* **Provided material**:
- - -

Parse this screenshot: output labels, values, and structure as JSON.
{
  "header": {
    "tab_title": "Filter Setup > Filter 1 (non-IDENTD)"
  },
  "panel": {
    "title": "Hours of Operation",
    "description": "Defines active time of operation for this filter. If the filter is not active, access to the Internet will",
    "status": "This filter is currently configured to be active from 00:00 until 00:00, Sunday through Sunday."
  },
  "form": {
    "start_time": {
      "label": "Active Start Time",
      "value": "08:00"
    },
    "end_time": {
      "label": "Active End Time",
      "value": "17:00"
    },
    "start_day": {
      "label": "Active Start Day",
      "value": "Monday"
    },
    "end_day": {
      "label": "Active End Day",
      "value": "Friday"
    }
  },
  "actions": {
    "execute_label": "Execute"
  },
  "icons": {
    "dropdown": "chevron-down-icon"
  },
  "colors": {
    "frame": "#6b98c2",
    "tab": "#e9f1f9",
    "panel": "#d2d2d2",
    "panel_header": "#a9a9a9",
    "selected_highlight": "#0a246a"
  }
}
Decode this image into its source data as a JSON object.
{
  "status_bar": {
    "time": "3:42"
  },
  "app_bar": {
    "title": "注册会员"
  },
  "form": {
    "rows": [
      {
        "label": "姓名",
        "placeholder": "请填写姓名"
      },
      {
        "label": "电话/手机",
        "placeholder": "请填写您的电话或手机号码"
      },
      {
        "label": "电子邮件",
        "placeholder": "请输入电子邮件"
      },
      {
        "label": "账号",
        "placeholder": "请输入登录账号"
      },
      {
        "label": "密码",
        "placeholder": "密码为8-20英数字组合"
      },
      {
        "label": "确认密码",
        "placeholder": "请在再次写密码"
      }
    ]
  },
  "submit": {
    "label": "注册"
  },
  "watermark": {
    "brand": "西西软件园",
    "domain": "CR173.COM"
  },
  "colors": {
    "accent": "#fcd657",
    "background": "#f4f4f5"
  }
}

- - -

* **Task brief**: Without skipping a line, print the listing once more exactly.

* **Answer for this exercise**:
Parse this screenshot: output labels, values, and structure as JSON.
{
  "header": {
    "tab_title": "Filter Setup > Filter 1 (non-IDENTD)"
  },
  "panel": {
    "title": "Hours of Operation",
    "description": "Defines active time of operation for this filter. If the filter is not active, access to the Internet will",
    "status": "This filter is currently configured to be active from 00:00 until 00:00, Sunday through Sunday."
  },
  "form": {
    "start_time": {
      "label": "Active Start Time",
      "value": "08:00"
    },
    "end_time": {
      "label": "Active End Time",
      "value": "17:00"
    },
    "start_day": {
      "label": "Active Start Day",
      "value": "Monday"
    },
    "end_day": {
      "label": "Active End Day",
      "value": "Friday"
    }
  },
  "actions": {
    "execute_label": "Execute"
  },
  "icons": {
    "dropdown": "chevron-down-icon"
  },
  "colors": {
    "frame": "#6b98c2",
    "tab": "#e9f1f9",
    "panel": "#d2d2d2",
    "panel_header": "#a9a9a9",
    "selected_highlight": "#0a246a"
  }
}
Decode this image into its source data as a JSON object.
{
  "status_bar": {
    "time": "3:42"
  },
  "app_bar": {
    "title": "注册会员"
  },
  "form": {
    "rows": [
      {
        "label": "姓名",
        "placeholder": "请填写姓名"
      },
      {
        "label": "电话/手机",
        "placeholder": "请填写您的电话或手机号码"
      },
      {
        "label": "电子邮件",
        "placeholder": "请输入电子邮件"
      },
      {
        "label": "账号",
        "placeholder": "请输入登录账号"
      },
      {
        "label": "密码",
        "placeholder": "密码为8-20英数字组合"
      },
      {
        "label": "确认密码",
        "placeholder": "请在再次写密码"
      }
    ]
  },
  "submit": {
    "label": "注册"
  },
  "watermark": {
    "brand": "西西软件园",
    "domain": "CR173.COM"
  },
  "colors": {
    "accent": "#fcd657",
    "background": "#f4f4f5"
  }
}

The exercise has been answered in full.